  1. Panel Review: Although there is a separate solicitation for CAREER proposals, most clusters in IOS assess these proposals in review panels that also review full proposals submitted through the core IOS solicitation. Your proposal will also be sent out for “ad hoc” review by experts in the field(s) represented by the proposal, individuals who are familiar with the conceptual framework and techniques. The panel itself will have reviewers who can evaluate many proposals at the panel and thus may not be experts in every proposal on the panel, but will be generally familiar with the broader research topics at the panel.
  2. Intellectual Merit: The same criteria apply for CAREER proposals and regular full proposal submissions; for details see the NSF Merit Review Criteria document. Whether the work is hypothesis-driven or discovery-based, a clearly articulated conceptual framework should be in place, with the aims thematically linked, but not tightly dependent on each other. The work proposed should fit realistically within the five-year duration required by the program. It is not helpful to present an overly ambitious research plan. The goal is to make it clear to the reviewers that significant biological questions are being addressed through well-designed approaches. Show, don’t tell: Rather than explicitly announcing the research to be novel, important, or potentially transformative, it is better to leave it to the reviewers to reach conclusions about the merits of the project. Preliminary data, although not required, is strongly recommended. Any data included should be chosen and explained carefully, with the intent of providing the key observations motivating the project and proof-of-principle studies for difficult or risky experimental approaches. It is also important to consider alternative strategies (experimental or technical) or how you will deal with unexpected results during the project.
  3. Educational Component and Broader Impacts: These are key to the success of the proposal. Many CAREER proposals are not funded because the educational and outreach component is viewed by reviewers as being insufficient.
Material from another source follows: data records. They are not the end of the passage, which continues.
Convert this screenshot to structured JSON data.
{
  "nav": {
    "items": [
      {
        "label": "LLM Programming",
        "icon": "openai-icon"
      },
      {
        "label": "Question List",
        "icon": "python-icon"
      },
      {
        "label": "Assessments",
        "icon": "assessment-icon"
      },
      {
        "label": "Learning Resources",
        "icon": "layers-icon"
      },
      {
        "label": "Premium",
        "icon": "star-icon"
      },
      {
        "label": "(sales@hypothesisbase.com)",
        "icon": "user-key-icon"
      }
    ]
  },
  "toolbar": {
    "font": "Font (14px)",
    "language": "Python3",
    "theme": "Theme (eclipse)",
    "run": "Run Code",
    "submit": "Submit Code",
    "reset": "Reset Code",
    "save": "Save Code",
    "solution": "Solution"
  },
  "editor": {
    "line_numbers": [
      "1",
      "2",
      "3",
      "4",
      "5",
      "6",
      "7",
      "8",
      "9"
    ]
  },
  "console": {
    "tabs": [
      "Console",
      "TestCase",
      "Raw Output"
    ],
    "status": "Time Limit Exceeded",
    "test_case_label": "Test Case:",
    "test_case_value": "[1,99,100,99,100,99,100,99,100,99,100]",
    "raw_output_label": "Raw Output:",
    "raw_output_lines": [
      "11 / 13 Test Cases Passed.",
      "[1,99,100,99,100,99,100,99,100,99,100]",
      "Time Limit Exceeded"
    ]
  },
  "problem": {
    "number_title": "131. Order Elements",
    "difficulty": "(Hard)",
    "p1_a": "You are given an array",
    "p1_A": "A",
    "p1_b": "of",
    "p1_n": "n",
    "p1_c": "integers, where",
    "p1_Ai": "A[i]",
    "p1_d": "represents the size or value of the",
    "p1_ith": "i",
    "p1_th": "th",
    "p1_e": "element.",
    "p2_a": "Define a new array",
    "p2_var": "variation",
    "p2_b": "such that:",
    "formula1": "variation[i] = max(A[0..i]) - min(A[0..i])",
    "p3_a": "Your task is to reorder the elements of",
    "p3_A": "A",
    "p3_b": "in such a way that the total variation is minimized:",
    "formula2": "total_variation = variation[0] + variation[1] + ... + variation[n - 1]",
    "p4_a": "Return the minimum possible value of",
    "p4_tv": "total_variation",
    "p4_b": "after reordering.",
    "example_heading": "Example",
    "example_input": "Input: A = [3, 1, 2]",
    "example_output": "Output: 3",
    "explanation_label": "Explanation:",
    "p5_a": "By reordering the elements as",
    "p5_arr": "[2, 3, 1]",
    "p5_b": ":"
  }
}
A common criticism from reviewers of CAREER proposals is that, although the proposed educational plan and activities are fine for a regular proposal, they do not meet the CAREER requirement for integration of research and education. Keep in mind that the CAREER award program represents NSF’s “most prestigious awards in support of early-career faculty who have the potential to serve as academic role models in research and education and to lead advances in the mission of their department or organization. Activities pursued by early-career faculty should build a  firm foundation for a lifetime of leadership in integrating education and research,” (from NSF 17-537). Therefore, this component of your CAREER proposal should explain how you will integrate research and education to meet specific goals in the context of your position at your institution. What contributions will you make to enhance the education and research experiences for students at your institution, and to your own development as an academic leader? In addition, these activities should resonate with the research being proposed; i.e., they should, in some way, be related to the scientific research being proposed. We ask reviewers to look for real integration of research and education/outreach efforts, with innovative approaches whose creativity and extent go considerably beyond what is expected for the broader impacts in a regular proposal. Be sure to include an adequate budget for your educational and outreach activities.
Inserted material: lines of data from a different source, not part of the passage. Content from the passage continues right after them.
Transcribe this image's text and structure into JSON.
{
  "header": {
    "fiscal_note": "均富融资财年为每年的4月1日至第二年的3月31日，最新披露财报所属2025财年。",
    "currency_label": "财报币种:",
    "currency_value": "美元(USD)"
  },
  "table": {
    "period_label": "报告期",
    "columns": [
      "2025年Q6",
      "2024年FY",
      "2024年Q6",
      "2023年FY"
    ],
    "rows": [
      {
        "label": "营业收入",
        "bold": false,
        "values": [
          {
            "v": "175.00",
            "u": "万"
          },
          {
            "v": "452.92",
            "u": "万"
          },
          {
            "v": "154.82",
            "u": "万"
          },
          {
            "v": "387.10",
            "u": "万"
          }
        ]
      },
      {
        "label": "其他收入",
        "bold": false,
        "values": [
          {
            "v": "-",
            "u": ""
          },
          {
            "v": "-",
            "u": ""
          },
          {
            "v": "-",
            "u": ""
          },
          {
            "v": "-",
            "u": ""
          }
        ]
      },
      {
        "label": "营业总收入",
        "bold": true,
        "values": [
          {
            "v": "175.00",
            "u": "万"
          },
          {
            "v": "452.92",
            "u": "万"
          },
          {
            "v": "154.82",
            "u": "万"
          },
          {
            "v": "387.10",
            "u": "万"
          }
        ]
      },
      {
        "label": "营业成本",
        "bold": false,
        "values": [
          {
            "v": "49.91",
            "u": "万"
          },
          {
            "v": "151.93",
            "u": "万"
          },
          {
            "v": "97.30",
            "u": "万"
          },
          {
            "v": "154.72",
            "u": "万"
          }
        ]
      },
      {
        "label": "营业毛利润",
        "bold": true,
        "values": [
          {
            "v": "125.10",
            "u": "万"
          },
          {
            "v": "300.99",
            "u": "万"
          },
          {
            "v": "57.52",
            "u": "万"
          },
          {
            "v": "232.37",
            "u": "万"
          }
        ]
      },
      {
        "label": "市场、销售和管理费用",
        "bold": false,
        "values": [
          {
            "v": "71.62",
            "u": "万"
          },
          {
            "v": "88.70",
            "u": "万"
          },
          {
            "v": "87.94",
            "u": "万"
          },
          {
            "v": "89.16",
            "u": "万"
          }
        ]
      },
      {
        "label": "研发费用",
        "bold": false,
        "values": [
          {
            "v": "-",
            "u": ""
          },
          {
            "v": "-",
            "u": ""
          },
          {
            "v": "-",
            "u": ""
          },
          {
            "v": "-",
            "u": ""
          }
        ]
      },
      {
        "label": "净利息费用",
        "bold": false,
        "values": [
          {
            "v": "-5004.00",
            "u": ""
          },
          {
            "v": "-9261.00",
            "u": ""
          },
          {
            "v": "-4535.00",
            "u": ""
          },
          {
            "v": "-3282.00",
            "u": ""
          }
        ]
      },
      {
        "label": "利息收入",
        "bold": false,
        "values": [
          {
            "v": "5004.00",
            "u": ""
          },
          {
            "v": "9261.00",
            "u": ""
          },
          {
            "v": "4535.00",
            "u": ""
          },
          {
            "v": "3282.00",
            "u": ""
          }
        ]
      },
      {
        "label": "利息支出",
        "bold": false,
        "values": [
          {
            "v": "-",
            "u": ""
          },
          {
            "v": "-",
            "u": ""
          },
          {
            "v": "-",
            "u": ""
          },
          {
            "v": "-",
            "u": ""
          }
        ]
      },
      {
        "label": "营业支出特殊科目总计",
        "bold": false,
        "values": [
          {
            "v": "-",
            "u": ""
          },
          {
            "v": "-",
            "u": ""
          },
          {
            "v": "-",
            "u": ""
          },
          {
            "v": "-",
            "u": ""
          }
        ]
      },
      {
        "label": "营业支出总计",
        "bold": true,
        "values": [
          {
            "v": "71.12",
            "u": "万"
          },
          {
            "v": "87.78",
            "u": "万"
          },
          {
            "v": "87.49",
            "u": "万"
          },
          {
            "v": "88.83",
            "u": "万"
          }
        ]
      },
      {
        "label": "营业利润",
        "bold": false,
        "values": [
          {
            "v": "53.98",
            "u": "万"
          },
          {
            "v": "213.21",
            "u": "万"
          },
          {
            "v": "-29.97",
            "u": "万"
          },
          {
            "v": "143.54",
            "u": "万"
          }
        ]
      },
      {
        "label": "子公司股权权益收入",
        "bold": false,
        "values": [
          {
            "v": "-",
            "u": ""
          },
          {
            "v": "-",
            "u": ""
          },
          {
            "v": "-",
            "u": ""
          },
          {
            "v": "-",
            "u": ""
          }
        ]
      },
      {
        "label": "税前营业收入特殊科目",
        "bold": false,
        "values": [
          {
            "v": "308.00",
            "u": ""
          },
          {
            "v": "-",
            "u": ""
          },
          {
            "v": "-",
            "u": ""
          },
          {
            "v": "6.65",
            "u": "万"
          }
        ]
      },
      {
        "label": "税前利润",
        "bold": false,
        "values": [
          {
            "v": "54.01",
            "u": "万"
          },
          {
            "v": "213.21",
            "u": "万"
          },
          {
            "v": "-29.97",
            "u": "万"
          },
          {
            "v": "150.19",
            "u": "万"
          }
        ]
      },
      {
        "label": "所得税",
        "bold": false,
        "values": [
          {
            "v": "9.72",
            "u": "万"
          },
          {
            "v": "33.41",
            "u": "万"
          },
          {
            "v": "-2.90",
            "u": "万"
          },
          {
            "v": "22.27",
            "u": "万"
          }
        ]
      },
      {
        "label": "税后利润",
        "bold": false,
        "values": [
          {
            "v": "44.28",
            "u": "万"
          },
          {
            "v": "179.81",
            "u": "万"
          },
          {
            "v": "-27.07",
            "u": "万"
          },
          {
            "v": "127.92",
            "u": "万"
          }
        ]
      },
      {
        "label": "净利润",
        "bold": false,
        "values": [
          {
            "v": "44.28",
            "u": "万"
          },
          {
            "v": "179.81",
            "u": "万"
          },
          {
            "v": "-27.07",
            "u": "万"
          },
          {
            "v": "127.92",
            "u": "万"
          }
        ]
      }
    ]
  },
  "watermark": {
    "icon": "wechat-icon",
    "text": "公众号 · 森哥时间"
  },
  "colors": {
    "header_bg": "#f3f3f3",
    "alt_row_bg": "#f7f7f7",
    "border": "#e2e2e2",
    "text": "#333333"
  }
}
  4. Departmental Chair’s Letter: These are reviewed carefully by the panel and often factor into rating decisions. It is helpful for the letter to convey the department’s strong commitment to the success of the project and the PI. Specific departmental contributions to the project’s success (time, space, equipment, etc.) should be described. This document should NOT be a reference letter for the PI.
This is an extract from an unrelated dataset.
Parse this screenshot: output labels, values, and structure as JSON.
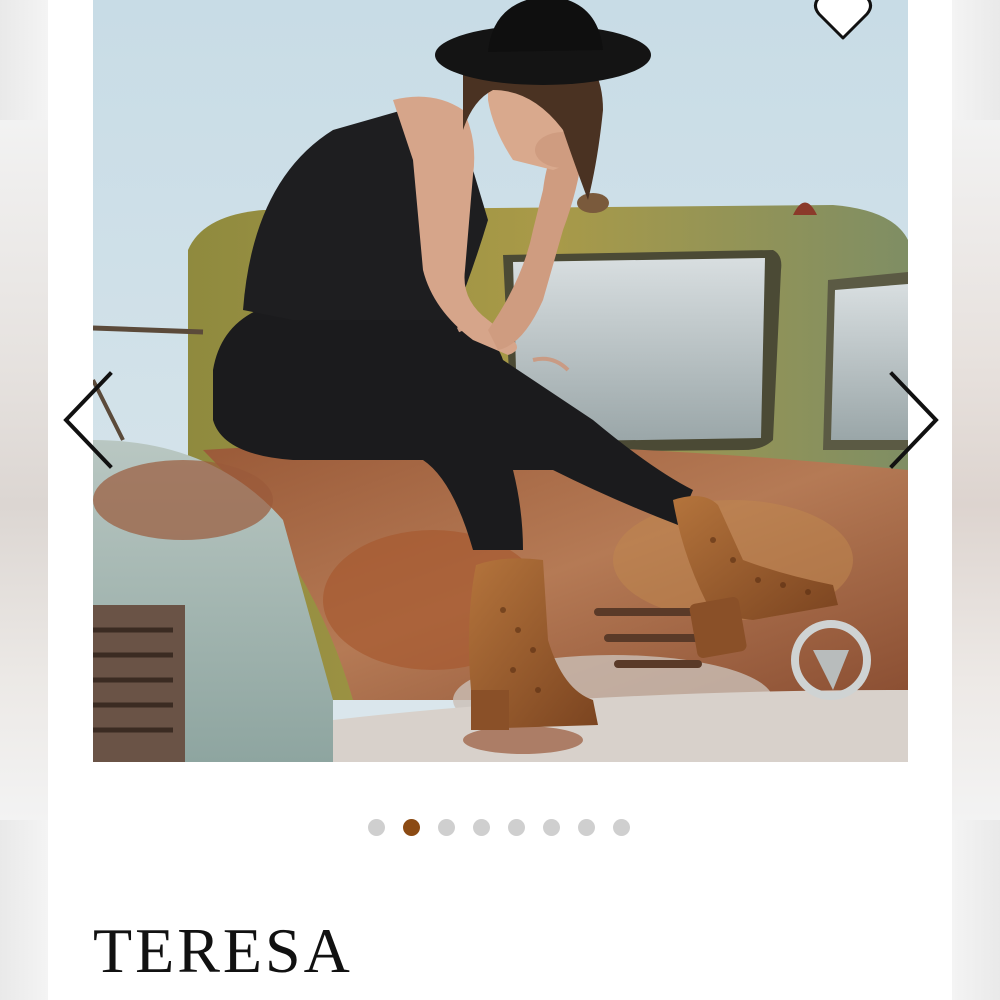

  5. List of Suggested Reviewers or Reviewers Not to Include: This list is optional, but it is recommended that you provide a list of suggested reviewers (including email addresses and organizational affiliations) for your proposal. Be sure your suggested reviewers are not on your COA list. The list should be submitted as a single copy document (further instructions are in the PAPPG). It is the decision of the Program Officer handling your proposal whether these suggested reviewers are used.
  6. Budget Justification: It is recommended that the budget justification (a  required element, see PAPPG) follows the same organization as the budget sheets. For example, each section of text should have corresponding headings (e.g., “C. Fringe Benefits” or “G.1 Materials and Supplies”).

For more information on preparing and submitting you CAREER proposal, contact the cognizant program officer in the IOS program to which you intend to submit.